Science is known for well, being scientific. Meticulously thought-out processes are documented according to specific sets of rules and regulations. However, it seems as if someone forgot to keep track of a few things. University of Washington Researcher, Jason Yeatman, has rediscovered the vertical occipital fasciculus (VOF), a neural pathway in the brain associated with sight.
Discovered by Carl Wenicke
The vertical occipital fasciculus was originally discovered in 1881 by Carl Wenicke in a monkey brain and later identified in the human brain in 1888. It was seemingly forgotten about after that, but why? And how?
Wenicke, the original discoverer of the VOF, studied under neuroanatomist Theodor Meynert. Meynert theorized that all neural pathways moved horizontally through the brain and cited many of Wenicke’s other discoveries in the brain throughout his tenure. Maybe he was just uninterested in the VOF. Or, perhaps he was unhappy that his student had proved his own mentor’s theory false.
Without direct confirmation from Meynert, one of the leading neuroanatomists of the time, the VOF wasn’t officially named or recognized. For 100 years, some questioned its existence, argued over its function and gave it different names.

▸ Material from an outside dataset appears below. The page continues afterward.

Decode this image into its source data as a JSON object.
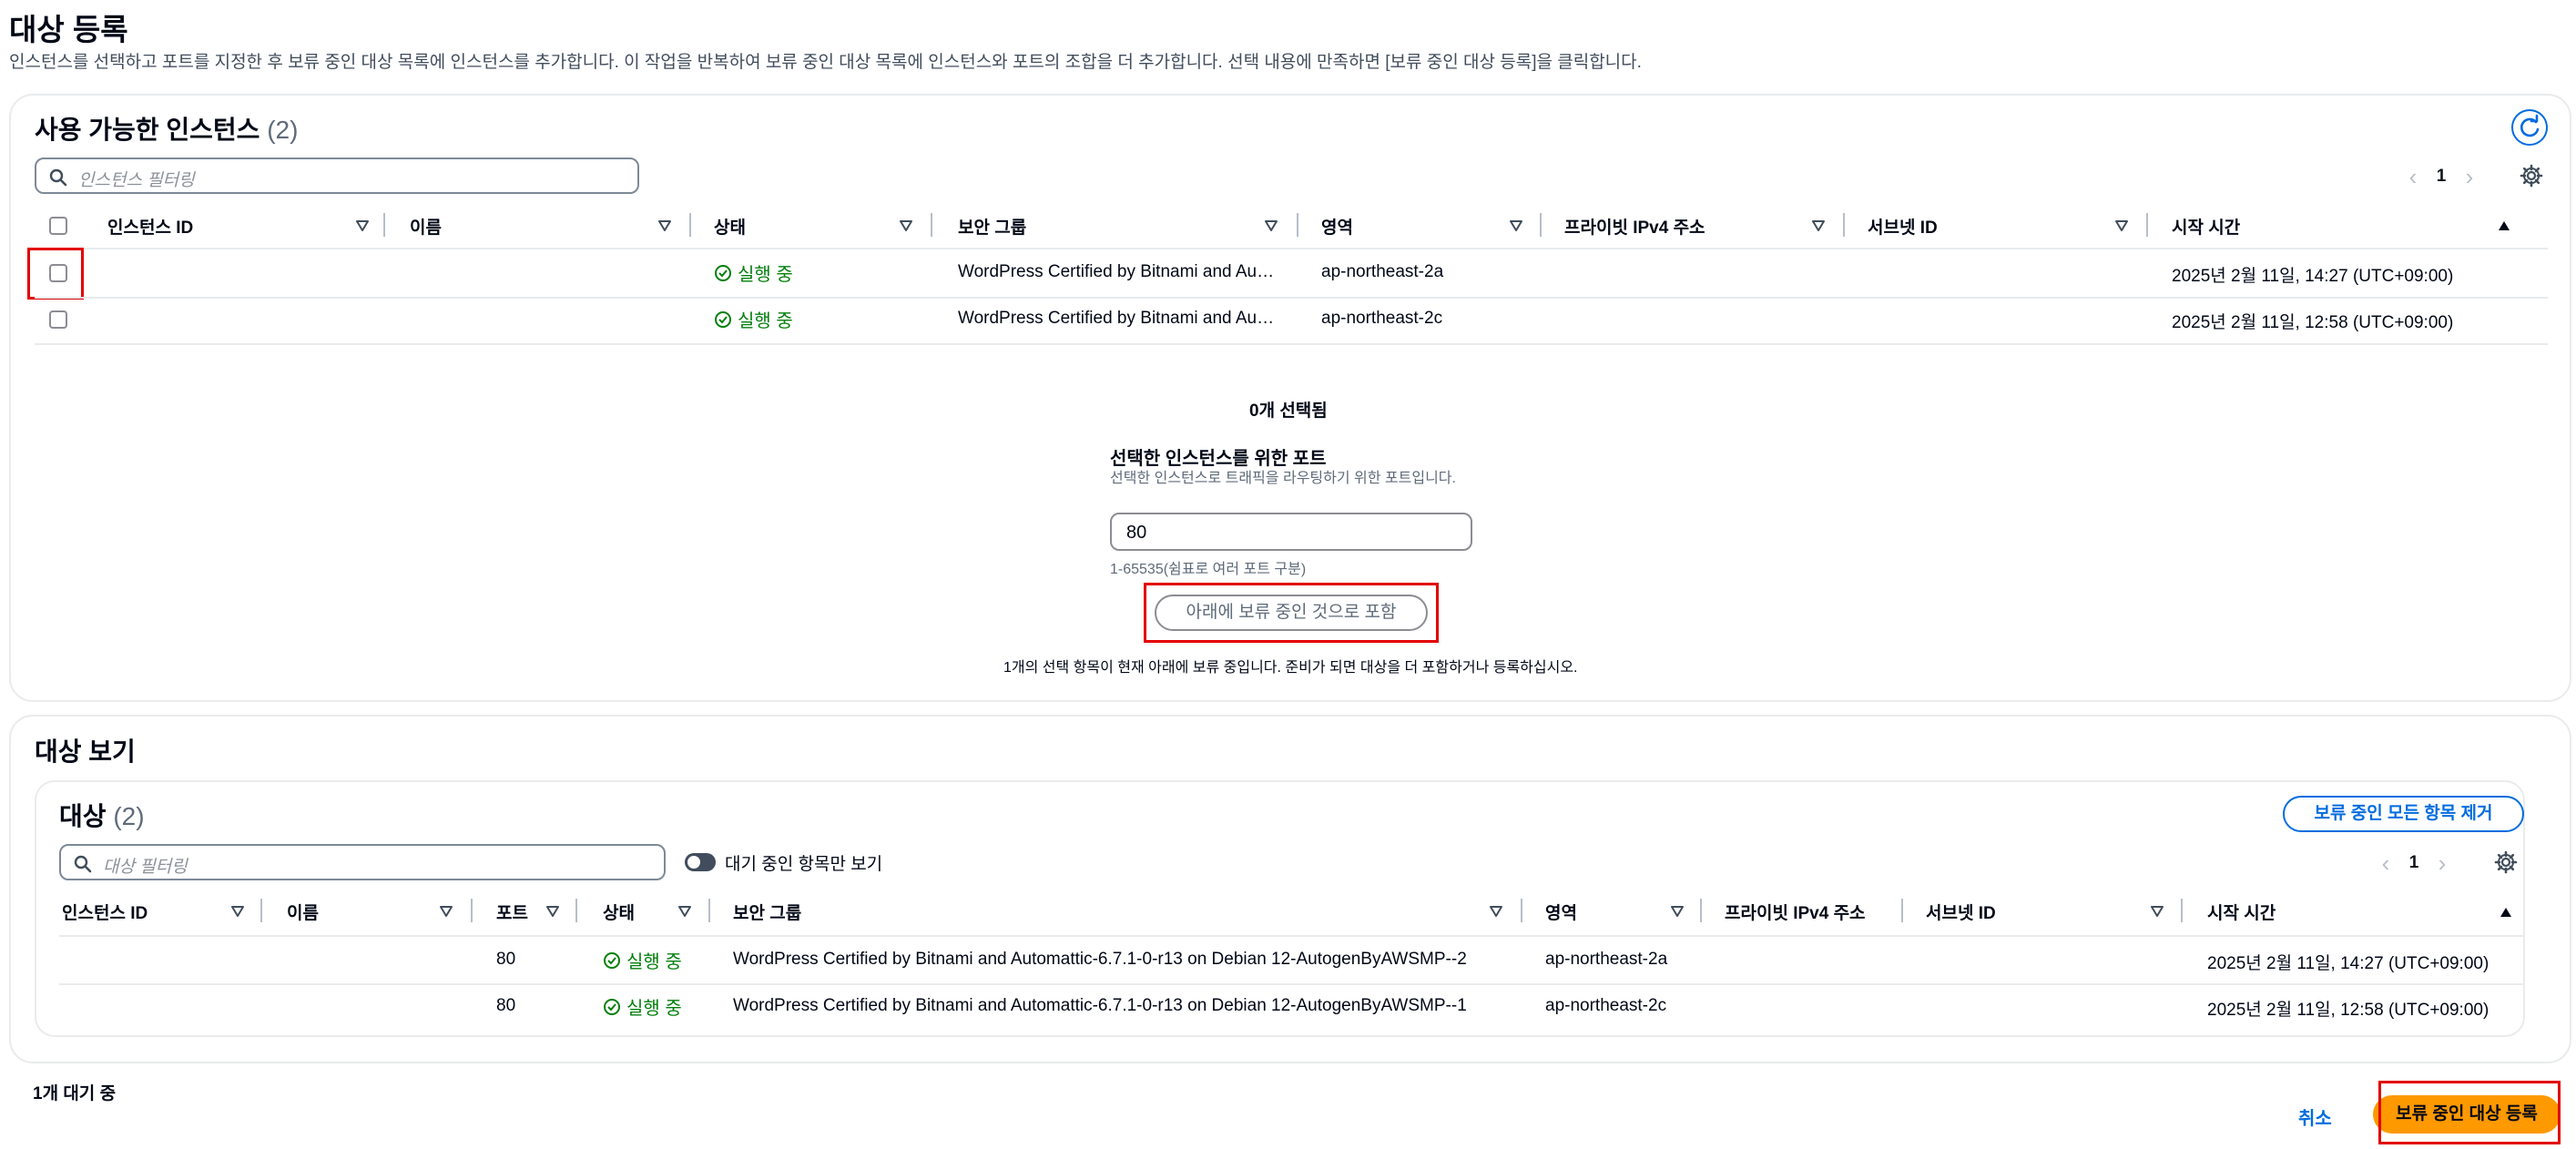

Yeatman’s PhD studies at Standford eventually led him to discovering the VOF after recognising it’s potential to be a vital neural pathway. The VOF is the only major fiber bundle connecting dorsolateral and ventrolateral visual cortex, meaning it runs vertically throughout the brain. As it would turn out, the verticality of this nerve bundle could have been the exact reason for its disappearance from medical literature.
Yeatman noted that it connects two regions of the brain: one that is important in perceiving things like someone’s face or being able to read words and the other that helps you to focus in a specific place and move your eyes.
All of this means that the VOF potentially plays a pivotal role in things like recognising your friend’s face as well as being able to read entire written pages quickly and recognise individual words. Its rediscovery is just another piece of the puzzle that is our brain.
Let’s hope they don’t lose it this time.